Apple’s greatest asset is its ability to change consumer behavior (see blog Apple and Physical Commerce, and Consumer Behavior). Apple’s reputation is well deserved and earned “the hard way” by remaking: phones, music, mice, computers, apps, …etc.  Through consistent delivery of value within fantastic hardware delivering great (and fun) consumer experiences they earned trust for their products and brand. Consumers using Apple’s in app (today) or in browser (future) don’t even think about using payments… it just works.

mCom/eCom Convergence

When will we know it happened?

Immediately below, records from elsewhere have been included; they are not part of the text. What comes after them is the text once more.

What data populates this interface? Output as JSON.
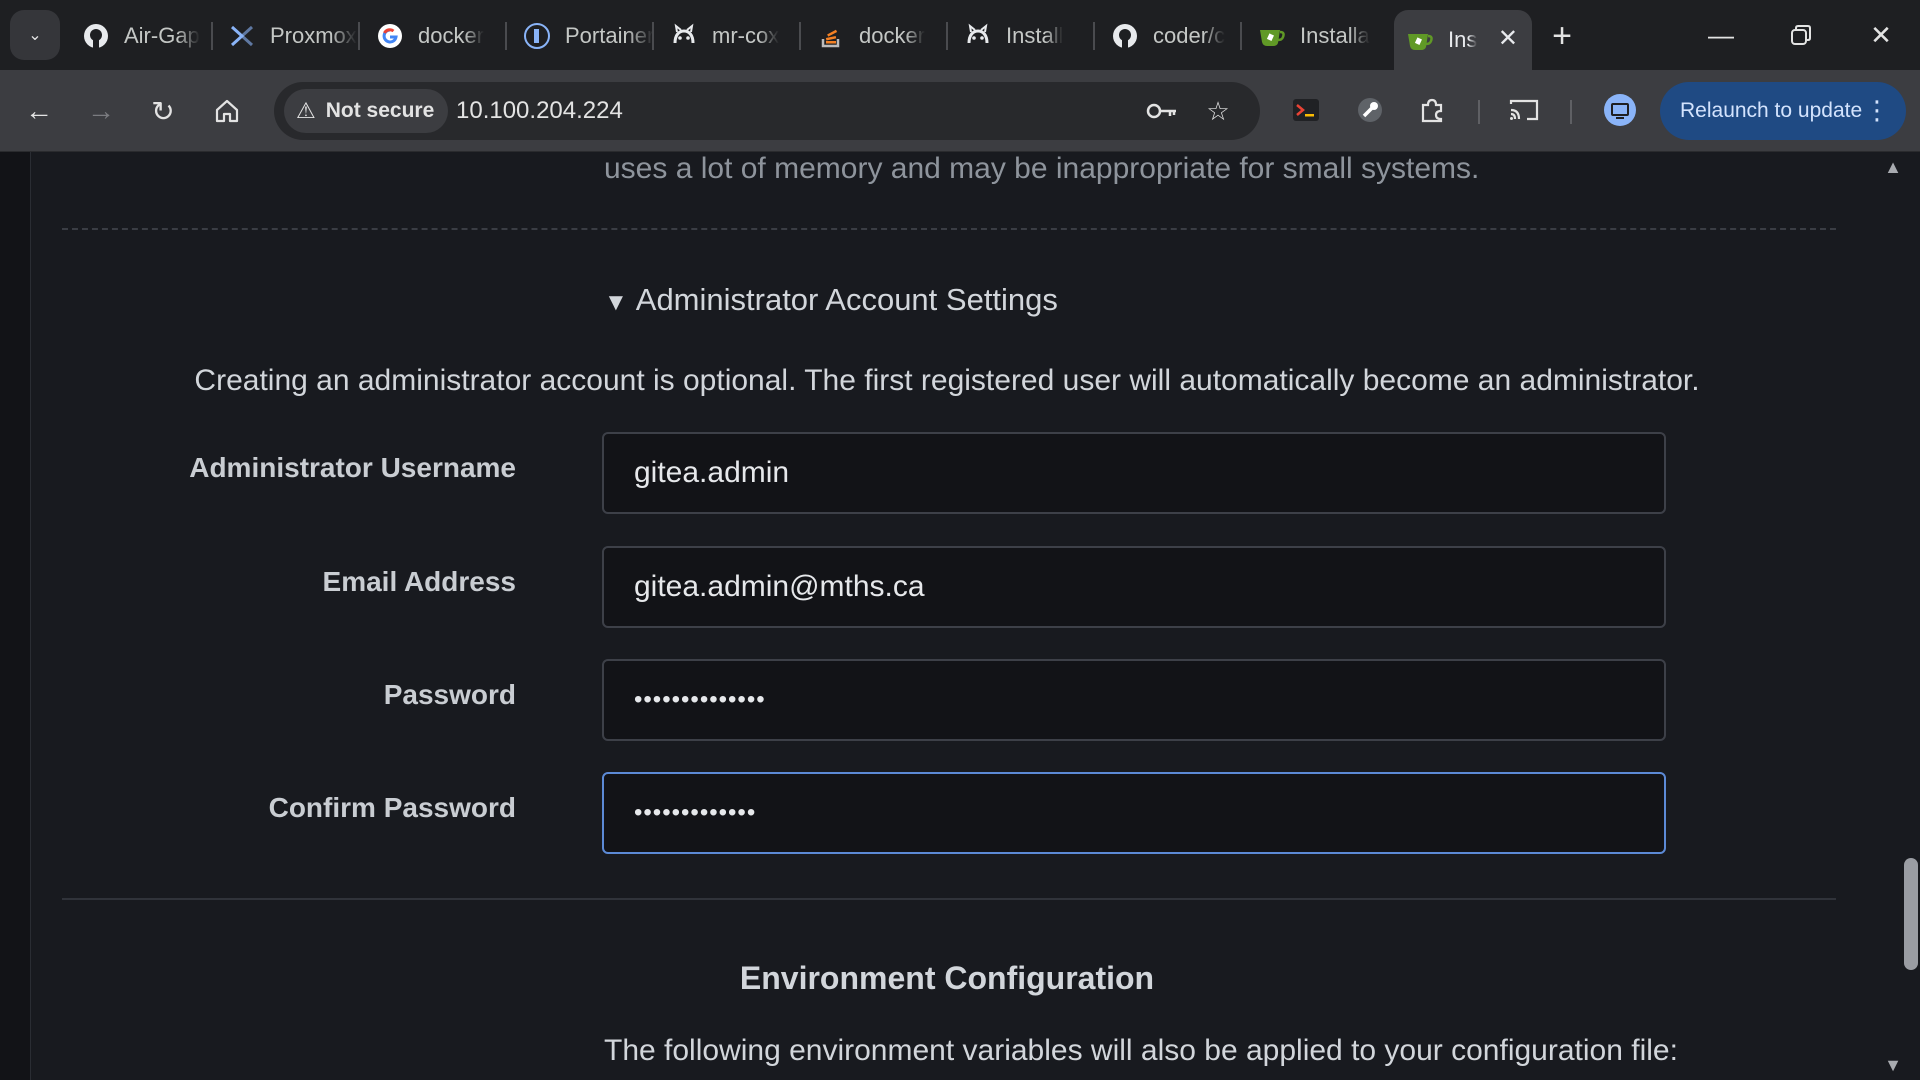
{
  "tabs": [
    {
      "label": "Air-Gap",
      "icon": "github-icon"
    },
    {
      "label": "Proxmox",
      "icon": "proxmox-icon"
    },
    {
      "label": "docker",
      "icon": "google-icon"
    },
    {
      "label": "Portainer",
      "icon": "portainer-icon"
    },
    {
      "label": "mr-cox",
      "icon": "github-octocat-icon"
    },
    {
      "label": "docker",
      "icon": "stackoverflow-icon"
    },
    {
      "label": "Install",
      "icon": "github-octocat-icon"
    },
    {
      "label": "coder/c",
      "icon": "github-icon"
    },
    {
      "label": "Installa",
      "icon": "gitea-icon"
    },
    {
      "label": "Ins",
      "icon": "gitea-icon",
      "active": true
    }
  ],
  "toolbar": {
    "security_label": "Not secure",
    "url": "10.100.204.224",
    "relaunch_label": "Relaunch to update"
  },
  "page": {
    "help_text_top": "uses a lot of memory and may be inappropriate for small systems.",
    "admin_section_title": "Administrator Account Settings",
    "admin_section_desc": "Creating an administrator account is optional. The first registered user will automatically become an administrator.",
    "fields": {
      "username": {
        "label": "Administrator Username",
        "value": "gitea.admin"
      },
      "email": {
        "label": "Email Address",
        "value": "gitea.admin@mths.ca"
      },
      "password": {
        "label": "Password",
        "value": "••••••••••••••"
      },
      "confirm": {
        "label": "Confirm Password",
        "value": "•••••••••••••"
      }
    },
    "env_title": "Environment Configuration",
    "env_desc": "The following environment variables will also be applied to your configuration file:"
  },
  "colors": {
    "accent": "#5c8ad6",
    "relaunch_bg": "#1f4a83",
    "page_bg": "#181a1f"
  }
}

  • When neither consumer nor merchant had to do anything unique to support an online sale.
  • On phone, in app, in browser.. they all just worked and no one even thought about it.
  • We used the payment instrument of our choice.

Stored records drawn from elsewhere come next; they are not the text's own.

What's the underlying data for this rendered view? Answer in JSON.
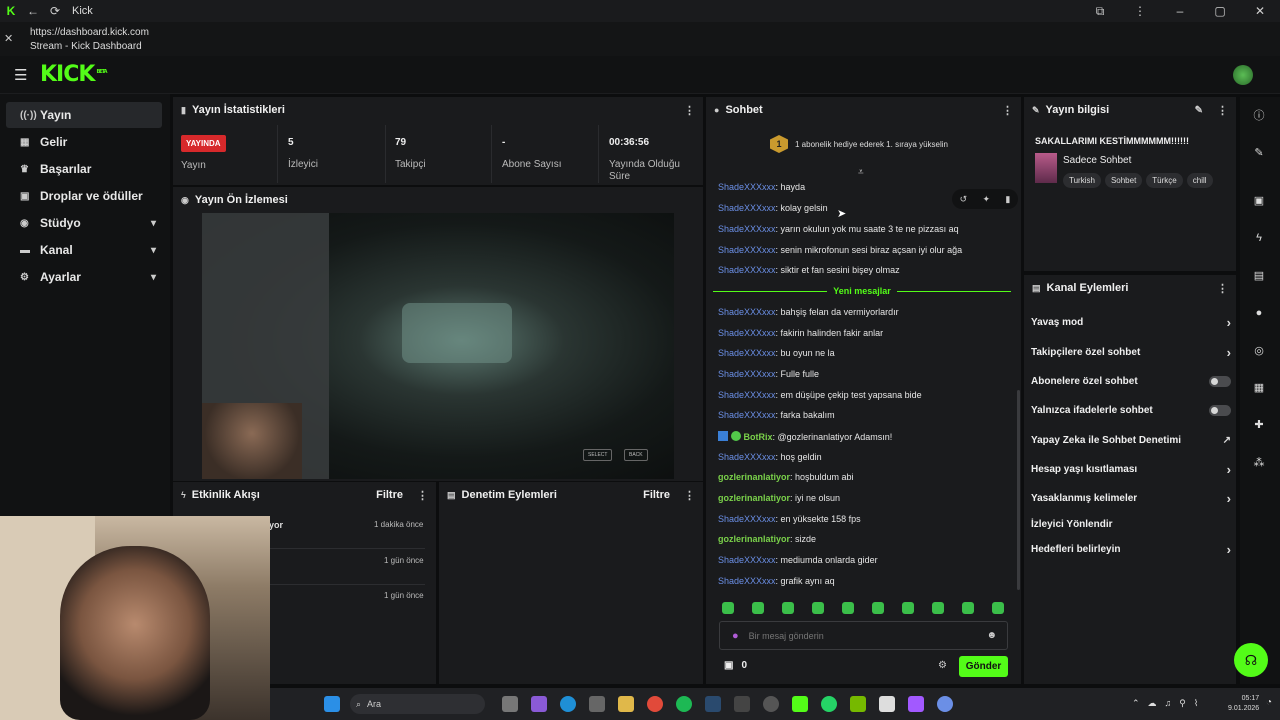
{
  "window": {
    "title": "Kick"
  },
  "address": {
    "url": "https://dashboard.kick.com",
    "subtitle": "Stream - Kick Dashboard"
  },
  "nav": {
    "logo": "KICK",
    "logo_sup": "BETA"
  },
  "sidebar": {
    "items": [
      {
        "label": "Yayın",
        "icon": "broadcast-icon"
      },
      {
        "label": "Gelir",
        "icon": "money-icon"
      },
      {
        "label": "Başarılar",
        "icon": "trophy-icon"
      },
      {
        "label": "Droplar ve ödüller",
        "icon": "gift-icon"
      },
      {
        "label": "Stüdyo",
        "icon": "studio-icon"
      },
      {
        "label": "Kanal",
        "icon": "channel-icon"
      },
      {
        "label": "Ayarlar",
        "icon": "settings-icon"
      }
    ]
  },
  "stats": {
    "title": "Yayın İstatistikleri",
    "live_badge": "YAYINDA",
    "live_label": "Yayın",
    "viewers_value": "5",
    "viewers_label": "İzleyici",
    "followers_value": "79",
    "followers_label": "Takipçi",
    "subs_value": "-",
    "subs_label": "Abone Sayısı",
    "uptime_value": "00:36:56",
    "uptime_label": "Yayında Olduğu Süre"
  },
  "preview": {
    "title": "Yayın Ön İzlemesi",
    "btn_select": "SELECT",
    "btn_back": "BACK"
  },
  "activity": {
    "title": "Etkinlik Akışı",
    "filter": "Filtre",
    "row1_suffix": "yor",
    "times": [
      "1 dakika önce",
      "1 gün önce",
      "1 gün önce"
    ]
  },
  "moderation": {
    "title": "Denetim Eylemleri",
    "filter": "Filtre"
  },
  "chat": {
    "title": "Sohbet",
    "gift_badge": "1",
    "gift_text": "1 abonelik hediye ederek 1. sıraya yükselin",
    "new_messages": "Yeni mesajlar",
    "messages_before": [
      {
        "user": "ShadeXXXxxx",
        "text": ": hayda"
      },
      {
        "user": "ShadeXXXxxx",
        "text": ": kolay gelsin"
      },
      {
        "user": "ShadeXXXxxx",
        "text": ": yarın okulun yok mu saate 3 te ne pizzası aq"
      },
      {
        "user": "ShadeXXXxxx",
        "text": ": senin mikrofonun sesi biraz açsan iyi olur ağa"
      },
      {
        "user": "ShadeXXXxxx",
        "text": ": siktir et fan sesini bişey olmaz"
      }
    ],
    "messages_after": [
      {
        "user": "ShadeXXXxxx",
        "text": ": bahşiş felan da vermiyorlardır",
        "kind": "blue"
      },
      {
        "user": "ShadeXXXxxx",
        "text": ": fakirin halinden fakir anlar",
        "kind": "blue"
      },
      {
        "user": "ShadeXXXxxx",
        "text": ": bu oyun ne la",
        "kind": "blue"
      },
      {
        "user": "ShadeXXXxxx",
        "text": ": Fulle fulle",
        "kind": "blue"
      },
      {
        "user": "ShadeXXXxxx",
        "text": ": em düşüpe çekip test yapsana bide",
        "kind": "blue"
      },
      {
        "user": "ShadeXXXxxx",
        "text": ": farka bakalım",
        "kind": "blue"
      },
      {
        "user": "BotRix",
        "text": ": @gozlerinanlatiyor Adamsın!",
        "kind": "bot"
      },
      {
        "user": "ShadeXXXxxx",
        "text": ": hoş geldin",
        "kind": "blue"
      },
      {
        "user": "gozlerinanlatiyor",
        "text": ": hoşbuldum abi",
        "kind": "green"
      },
      {
        "user": "gozlerinanlatiyor",
        "text": ": iyi ne olsun",
        "kind": "green"
      },
      {
        "user": "ShadeXXXxxx",
        "text": ": en yüksekte 158 fps",
        "kind": "blue"
      },
      {
        "user": "gozlerinanlatiyor",
        "text": ": sizde",
        "kind": "green"
      },
      {
        "user": "ShadeXXXxxx",
        "text": ": mediumda onlarda gider",
        "kind": "blue"
      },
      {
        "user": "ShadeXXXxxx",
        "text": ": grafik aynı aq",
        "kind": "blue"
      }
    ],
    "input_placeholder": "Bir mesaj gönderin",
    "points": "0",
    "send": "Gönder"
  },
  "stream_info": {
    "title": "Yayın bilgisi",
    "stream_title": "SAKALLARIMI KESTİMMMMMM!!!!!!",
    "category": "Sadece Sohbet",
    "tags": [
      "Turkish",
      "Sohbet",
      "Türkçe",
      "chill"
    ]
  },
  "channel_actions": {
    "title": "Kanal Eylemleri",
    "items": [
      {
        "label": "Yavaş mod",
        "control": "chevron"
      },
      {
        "label": "Takipçilere özel sohbet",
        "control": "chevron"
      },
      {
        "label": "Abonelere özel sohbet",
        "control": "toggle"
      },
      {
        "label": "Yalnızca ifadelerle sohbet",
        "control": "toggle"
      },
      {
        "label": "Yapay Zeka ile Sohbet Denetimi",
        "control": "external"
      },
      {
        "label": "Hesap yaşı kısıtlaması",
        "control": "chevron"
      },
      {
        "label": "Yasaklanmış kelimeler",
        "control": "chevron"
      },
      {
        "label": "İzleyici Yönlendir",
        "control": "none"
      },
      {
        "label": "Hedefleri belirleyin",
        "control": "chevron"
      }
    ]
  },
  "taskbar": {
    "search": "Ara",
    "time": "05:17",
    "date": "9.01.2026"
  },
  "colors": {
    "accent": "#53fc18",
    "live": "#d7292b",
    "user_blue": "#6b8fe6",
    "user_green": "#7ad14a"
  }
}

Apple has already arrived at this state with in-app ApplePay. From a technical perspective, key convergence measures are:

  • Payment is treated the same regardless of channel.
  • Handets, platforms, and networks can pass information, identity and trust.
  • Banks accept that consumers can be authenticated without physical presences.
  • Developers leverage platform payment services with ease.

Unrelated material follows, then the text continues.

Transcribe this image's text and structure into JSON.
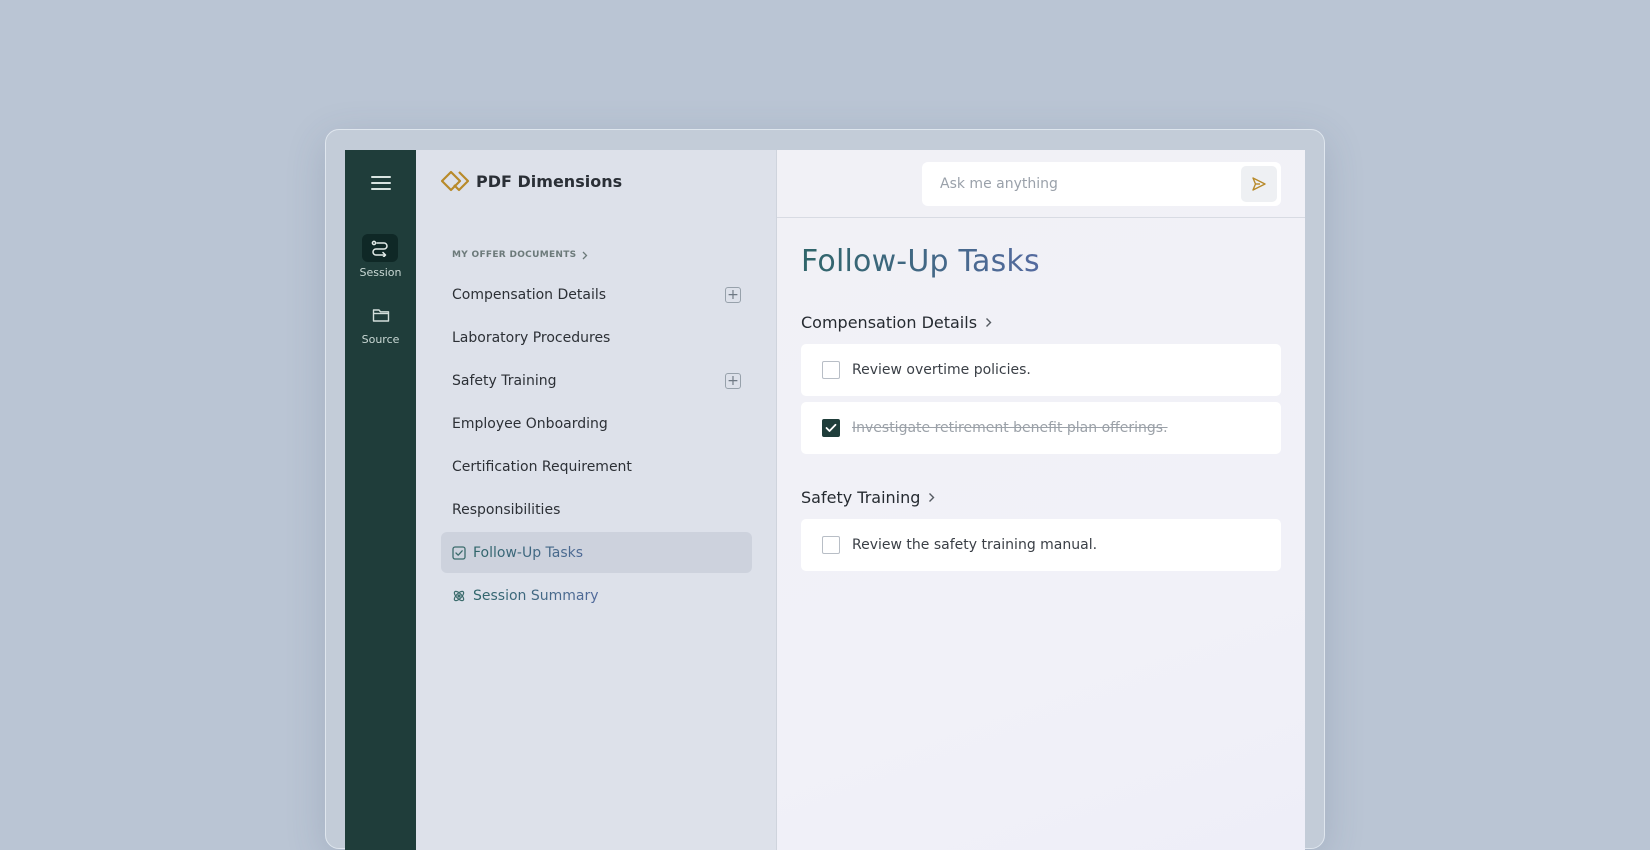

Who is impacted?

Paypal. What are paypal’s assets today? Risk management, consumer accounts, DDA Funding,  a few merchants. Apple, Google, Amazon, Facebook already have the consumers. The paypal risk management assets are worthless in a new environment. DDA funding looses importance as merchant costs for CNP fall from 340bps to 150bps. What do they have left? Let me know your answer..

MA/Visa. Visa/MA wins when there is card volume. Making payments part of the OS and giving consumers choice of payment instrument is a HUGE win for Visa/MA. As payments move into the OS so does V/MA. They become infrastructure. The losers? Well card issuance costs, risk management costs, fraud management costs, merchant integration costs all start moving to 0.. which means big margin compression for everyone else on the network.visa-checkout-ios-devices

With respect to eCommerce. Visa checkout/CYBS has substantial volume. They can adapt to tokenization quickly, but unclear how they would manage authentication.

Issuers. Imagine loosing all the airline CNP revenue? I don’t see an upside for issuers in this. They have a very poor ability to influence the network and are not well placed to serve in the trust identity role as consumers leave the branch and interact with the bank less often through remote channels. Banking is becoming a commodity service as well (see blog). You should have heard the squeal on the ApplePay agreement.. never before have Banks had something like this handed to them “take it or leave it”. Given the NFC volume above banks may have written if off. But this could turn out to be a big Trojan Horse as this tokenization expands into CNP/Card Holder Present. I believe their biggest fear is that Google will look to follow the model.

Merchants. Merchant that can sell or engage on mobile: Big winners.. mobile conversions, decreased fraud, liability shift to banks, changing consumer behavior. Merchants that are stuck in bricks and mortar.. no change.

Google. Big win. The only company that is cross platform/device. Buying in Chrome or in Android is seamless. Challenge is to move buying “search” back into Google from Amazon. The other advantage to convergence is the ability to close loop on behavior within the mobile/ecom process.. helping google advertising become even more effective. Google’s challenge is in Enterprise integration. Their engineers don’t like working with anyone else’s code. This is where Microsoft and Oracle are headed… helping enterprises engage consumers.

I propose the following metrics to measure/rate “Commerce Platforms” :

  1. Frequency of consumer touch (per day)
  2. Commerce transactions $/day
  3. Number of businesses you work with * the average time spent in managing in store experience…
  4. ??

Other Blogs

Payments Part of OS: What does that Mean?

Big Changes to NFC: Payments as Part of the OS

Stage 4 Evolution – Distributed Innovation,

ApplePay – eCommerce Distruption

iPhone 6 – Apple’s Platform Opportunity